“And looking at Jesus as He walked, he said, “Behold the Lamb of God!”” (Joh 1:36 NKJV)
John looking at Jesus spoke these words, “Behold the Lamb of God”. John declares what summed up Jesus’ life and purpose, and all that John had worked to prepare people for, to receive the sacrifice God would give for them.
“Behold the Lamb of God”, Jesus so meek, mild, and humble, His burden was even light, He is so rightly called the Lamb of God. Sent from Heaven, God incarnated, condescending to mankind, not to condemn, not to sacrifice the sinful (God did that in the flood), but to be the sacrifice.
In His veins flowed heavenly blood, without the tarnished tint of sin, He was born in due time for the rest of time. He came onto the scene, at the appointed time with all that mankind needed for all of time. However, Jesus came to His own and His own did not receive Him. Jesus was the walking remedy, but Jesus for so many was the rejected remedy. The rejected remedy from heaven.
We know the end of the story, He battled with this “Lamb of God” title in the garden of Gethsemane, He cried out to the father saying if this cup could pass, but nevertheless, your will be done. John spoke what they both already knew, but Jesus walked it all the way through, not backing down, when the pain of this reality was setting in, and when He would have to fulfill this title, or rather earn it. He stepped up to the plate, He surrendered His will not only to God the Father, but to the people He could have vanished into outer darkness in a snap of His fingers.

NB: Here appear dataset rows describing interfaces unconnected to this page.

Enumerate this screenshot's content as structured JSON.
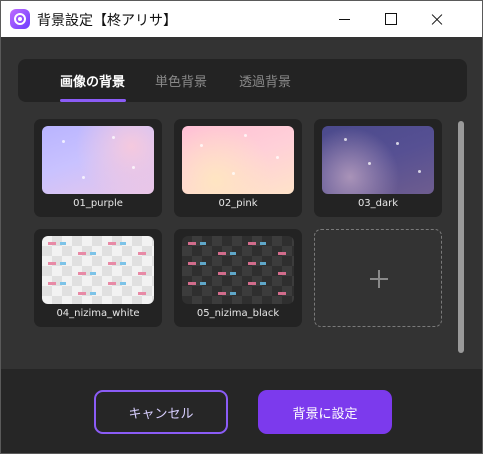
{
  "window": {
    "title": "背景設定【柊アリサ】",
    "app_icon": "app-logo-icon"
  },
  "tabs": [
    {
      "label": "画像の背景",
      "active": true
    },
    {
      "label": "単色背景",
      "active": false
    },
    {
      "label": "透過背景",
      "active": false
    }
  ],
  "backgrounds": [
    {
      "label": "01_purple"
    },
    {
      "label": "02_pink"
    },
    {
      "label": "03_dark"
    },
    {
      "label": "04_nizima_white"
    },
    {
      "label": "05_nizima_black"
    }
  ],
  "add_card": {
    "icon": "plus-icon"
  },
  "footer": {
    "cancel_label": "キャンセル",
    "set_label": "背景に設定"
  },
  "colors": {
    "accent": "#8b5cf6",
    "primary_button": "#7c3aed",
    "background": "#333333"
  }
}
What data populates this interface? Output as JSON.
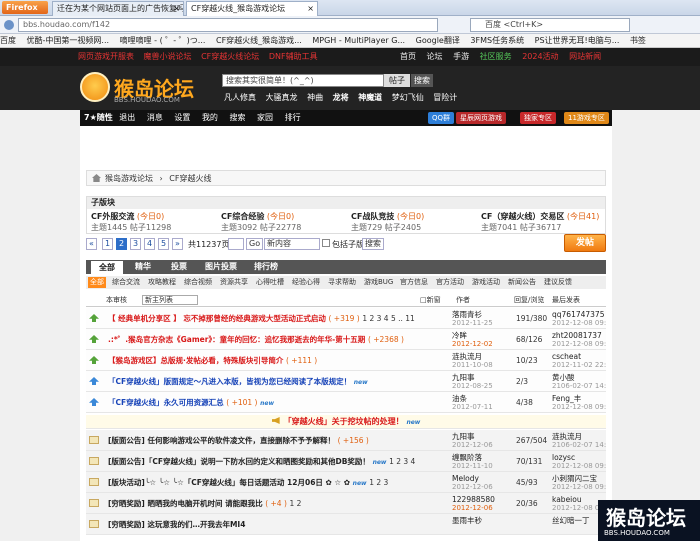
{
  "browser": {
    "app_button": "Firefox",
    "tabs": [
      {
        "label": "迁在为某个网站页面上的广告恢复吗..."
      },
      {
        "label": "CF穿越火线_猴岛游戏论坛",
        "active": true
      }
    ],
    "url": "bbs.houdao.com/f142",
    "search_placeholder": "百度 <Ctrl+K>",
    "bookmarks": [
      "百度",
      "优酷-中国第一视频网...",
      "嘀哩嘀哩 - ( ゜- ゜)つ...",
      "CF穿越火线_猴岛游戏...",
      "MPGH - MultiPlayer G...",
      "Google翻译",
      "3FMS任务系统",
      "PS让世界无耳!电脑与...",
      "书签"
    ]
  },
  "topstrip": {
    "left_links": [
      "网页游戏开服表",
      "魔兽小说论坛",
      "CF穿越火线论坛",
      "DNF辅助工具"
    ],
    "right_links": [
      "首页",
      "论坛",
      "手游",
      "社区服务",
      "2024活动",
      "网站新闻"
    ]
  },
  "header": {
    "logo_text": "猴岛论坛",
    "logo_url": "BBS.HOUDAO.COM",
    "search_placeholder": "搜索其实很简单！(^_^)",
    "search_select": "帖子",
    "search_button": "搜索",
    "links": [
      "凡人修真",
      "大骚真龙",
      "神曲",
      "龙将",
      "神魔道",
      "梦幻飞仙",
      "冒险计"
    ]
  },
  "sitenav": {
    "brand": "7★随性",
    "items": [
      "退出",
      "消息",
      "设置",
      "我的",
      "搜索",
      "家园",
      "排行"
    ],
    "badges": [
      "QQ群",
      "星辰网页游戏",
      "独家专区",
      "11游戏专区"
    ]
  },
  "breadcrumb": {
    "root": "猴岛游戏论坛",
    "current": "CF穿越火线"
  },
  "subforums": {
    "heading": "子版块",
    "items": [
      {
        "name": "CF外服交流",
        "today": "(今日0)",
        "stats": "主题1445  帖子11298"
      },
      {
        "name": "CF综合经验",
        "today": "(今日0)",
        "stats": "主题3092  帖子22778"
      },
      {
        "name": "CF战队竞技",
        "today": "(今日0)",
        "stats": "主题729  帖子2405"
      },
      {
        "name": "CF（穿越火线）交易区",
        "today": "(今日41)",
        "stats": "主题7041  帖子36717"
      }
    ]
  },
  "pager": {
    "prev": "«",
    "pages": [
      "1",
      "2",
      "3",
      "4",
      "5",
      "»"
    ],
    "current": "2",
    "total": "共11237页",
    "go": "Go",
    "order": "新内容",
    "subforum_check": "包括子版块",
    "search": "搜索",
    "post_button": "发帖"
  },
  "tabs": [
    "全部",
    "精华",
    "投票",
    "图片投票",
    "排行榜"
  ],
  "categories": [
    "全部",
    "综合交流",
    "攻略教程",
    "综合视频",
    "资源共享",
    "心得吐槽",
    "经验心得",
    "寻求帮助",
    "游戏BUG",
    "官方信息",
    "官方活动",
    "游戏活动",
    "新闻公告",
    "建议反馈"
  ],
  "columns": {
    "sort_label": "本审核",
    "filter": "新主列表",
    "filter_box": "□新窗",
    "author": "作者",
    "replies": "回复/浏览",
    "last": "最后发表"
  },
  "threads": [
    {
      "icon": "up",
      "style": "rt-red",
      "title": "【 经典单机分享区 】    忘不掉那曾经的经典游戏大型活动正式启动",
      "points": "( +319 )",
      "pages": "1 2 3 4 5 .. 11",
      "author": "落雨青衫",
      "date": "2012-11-25",
      "hot": false,
      "replies": "191/380",
      "last_user": "qq761747375",
      "last_date": "2012-12-08 09:41"
    },
    {
      "icon": "up",
      "style": "rt-red",
      "title": ".:*゜.猴岛官方杂志《Gamer》：童年的回忆：追忆我那逝去的年华-第十五期",
      "points": "( +2368 )",
      "pages": "",
      "author": "冷眸",
      "date": "2012-12-02",
      "hot": true,
      "replies": "68/126",
      "last_user": "zht20081737",
      "last_date": "2012-12-08 09:55"
    },
    {
      "icon": "up",
      "style": "rt-red",
      "title": "【猴岛游戏区】总版规·发帖必看，特殊版块引导简介",
      "points": "( +111 )",
      "pages": "",
      "author": "涟执流月",
      "date": "2011-10-08",
      "hot": false,
      "replies": "10/23",
      "last_user": "cscheat",
      "last_date": "2012-11-02 22:30"
    },
    {
      "icon": "upb",
      "style": "rt-blue",
      "title": "「CF穿越火线」版面规定～凡进入本版，皆视为您已经阅读了本版规定！",
      "points": "",
      "pages": "",
      "author": "九阳事",
      "date": "2012-08-25",
      "hot": false,
      "replies": "2/3",
      "last_user": "黄小酸",
      "last_date": "2106-02-07 14:49"
    },
    {
      "icon": "upb",
      "style": "rt-blue",
      "title": "「CF穿越火线」永久可用资源汇总",
      "points": "( +101 )",
      "pages": "",
      "author": "油条",
      "date": "2012-07-11",
      "hot": false,
      "replies": "4/38",
      "last_user": "Feng_丰",
      "last_date": "2012-12-08 09:57"
    }
  ],
  "announcement": "「穿越火线」关于挖坟帖的处理！",
  "normal_threads": [
    {
      "title": "[版面公告] 任何影响游戏公平的软件凌文件，直接删除不予予解释！",
      "points": "( +156 )",
      "pages": "",
      "author": "九阳事",
      "date": "2012-12-06",
      "hot": false,
      "replies": "267/504",
      "last_user": "涟执流月",
      "last_date": "2106-02-07 14:49"
    },
    {
      "title": "[版面公告]「CF穿越火线」说明一下防水回的定义和晒图奖励和其他DB奖励！",
      "points": "",
      "pages": "1 2 3 4",
      "author": "缠飘阶落",
      "date": "2012-11-10",
      "hot": false,
      "replies": "70/131",
      "last_user": "lozysc",
      "last_date": "2012-12-08 09:42"
    },
    {
      "title": "[版块活动]╰☆ ╰☆ ╰☆「CF穿越火线」每日话题活动 12月06日 ✿ ☆ ✿",
      "points": "",
      "pages": "1 2 3",
      "author": "Melody",
      "date": "2012-12-06",
      "hot": false,
      "replies": "45/93",
      "last_user": "小刺猬闪二宝",
      "last_date": "2012-12-08 09:40"
    },
    {
      "title": "[穷晒奖励] 晒晒我的电脑开机时间   请能跟我比",
      "points": "( +4 )",
      "pages": "1 2",
      "author": "122988580",
      "date": "2012-12-06",
      "hot": true,
      "replies": "20/36",
      "last_user": "kabeiou",
      "last_date": "2012-12-08 09:57"
    },
    {
      "title": "[穷晒奖励] 这玩意我的们…开我去年MI4",
      "points": "",
      "pages": "",
      "author": "墨雨丰秒",
      "date": "",
      "hot": false,
      "replies": "",
      "last_user": "丝幻暗一丁",
      "last_date": ""
    }
  ],
  "watermark": {
    "title": "猴岛论坛",
    "url": "BBS.HOUDAO.COM"
  },
  "colors": {
    "accent": "#ff8a1a",
    "brand_dark": "#232323",
    "link_blue": "#1844b8",
    "hot_red": "#d81818"
  }
}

“Behold the Lamb of God”, lets not rush too fast, to conclude that since Jesus was God in the flesh, that He did not have pain in the flesh. No, Jesus had pain, every whip, jab, kick, and nail, fell on flesh just as real as ours. Jesus suffered, from the agony in the Garden, to and through the scourging, or should I say the flogging, the crippling beating that the Roman soldiers put Him through, all the way to the cross.
“Behold the Lamb of God”, who takes away the sin of the world. Jesus, you came to die, a condemned death, for sin that you did not commit, for people who are not committed to you.